The response must reproduce every record below without alteration.

Component data from apps and pages:
- - -

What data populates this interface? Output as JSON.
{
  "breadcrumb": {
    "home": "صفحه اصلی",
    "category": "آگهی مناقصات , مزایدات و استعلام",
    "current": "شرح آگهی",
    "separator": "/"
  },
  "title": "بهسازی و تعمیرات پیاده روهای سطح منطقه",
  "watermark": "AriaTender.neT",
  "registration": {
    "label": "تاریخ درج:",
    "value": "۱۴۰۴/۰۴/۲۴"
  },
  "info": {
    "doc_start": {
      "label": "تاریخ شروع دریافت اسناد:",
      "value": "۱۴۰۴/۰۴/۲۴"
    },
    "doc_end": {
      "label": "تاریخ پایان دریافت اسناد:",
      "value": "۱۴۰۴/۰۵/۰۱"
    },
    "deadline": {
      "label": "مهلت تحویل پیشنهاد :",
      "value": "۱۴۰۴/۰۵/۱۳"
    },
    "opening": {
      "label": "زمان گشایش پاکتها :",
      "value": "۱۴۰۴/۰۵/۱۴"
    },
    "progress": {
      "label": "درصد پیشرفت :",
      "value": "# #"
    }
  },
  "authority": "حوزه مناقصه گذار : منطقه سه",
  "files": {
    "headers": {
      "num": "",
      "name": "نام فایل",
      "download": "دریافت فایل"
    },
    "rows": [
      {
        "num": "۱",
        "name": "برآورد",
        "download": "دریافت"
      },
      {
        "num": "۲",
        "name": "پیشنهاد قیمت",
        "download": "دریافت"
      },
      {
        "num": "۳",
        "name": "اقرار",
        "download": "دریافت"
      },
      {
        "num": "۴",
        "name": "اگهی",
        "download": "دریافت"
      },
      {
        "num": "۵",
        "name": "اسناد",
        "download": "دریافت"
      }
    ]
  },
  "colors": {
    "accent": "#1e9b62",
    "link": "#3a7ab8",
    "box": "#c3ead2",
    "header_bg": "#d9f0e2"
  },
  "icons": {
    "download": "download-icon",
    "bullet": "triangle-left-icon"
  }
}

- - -

ANSWER TO THE EXERCISE>
What data populates this interface? Output as JSON.
{
  "breadcrumb": {
    "home": "صفحه اصلی",
    "category": "آگهی مناقصات , مزایدات و استعلام",
    "current": "شرح آگهی",
    "separator": "/"
  },
  "title": "بهسازی و تعمیرات پیاده روهای سطح منطقه",
  "watermark": "AriaTender.neT",
  "registration": {
    "label": "تاریخ درج:",
    "value": "۱۴۰۴/۰۴/۲۴"
  },
  "info": {
    "doc_start": {
      "label": "تاریخ شروع دریافت اسناد:",
      "value": "۱۴۰۴/۰۴/۲۴"
    },
    "doc_end": {
      "label": "تاریخ پایان دریافت اسناد:",
      "value": "۱۴۰۴/۰۵/۰۱"
    },
    "deadline": {
      "label": "مهلت تحویل پیشنهاد :",
      "value": "۱۴۰۴/۰۵/۱۳"
    },
    "opening": {
      "label": "زمان گشایش پاکتها :",
      "value": "۱۴۰۴/۰۵/۱۴"
    },
    "progress": {
      "label": "درصد پیشرفت :",
      "value": "# #"
    }
  },
  "authority": "حوزه مناقصه گذار : منطقه سه",
  "files": {
    "headers": {
      "num": "",
      "name": "نام فایل",
      "download": "دریافت فایل"
    },
    "rows": [
      {
        "num": "۱",
        "name": "برآورد",
        "download": "دریافت"
      },
      {
        "num": "۲",
        "name": "پیشنهاد قیمت",
        "download": "دریافت"
      },
      {
        "num": "۳",
        "name": "اقرار",
        "download": "دریافت"
      },
      {
        "num": "۴",
        "name": "اگهی",
        "download": "دریافت"
      },
      {
        "num": "۵",
        "name": "اسناد",
        "download": "دریافت"
      }
    ]
  },
  "colors": {
    "accent": "#1e9b62",
    "link": "#3a7ab8",
    "box": "#c3ead2",
    "header_bg": "#d9f0e2"
  },
  "icons": {
    "download": "download-icon",
    "bullet": "triangle-left-icon"
  }
}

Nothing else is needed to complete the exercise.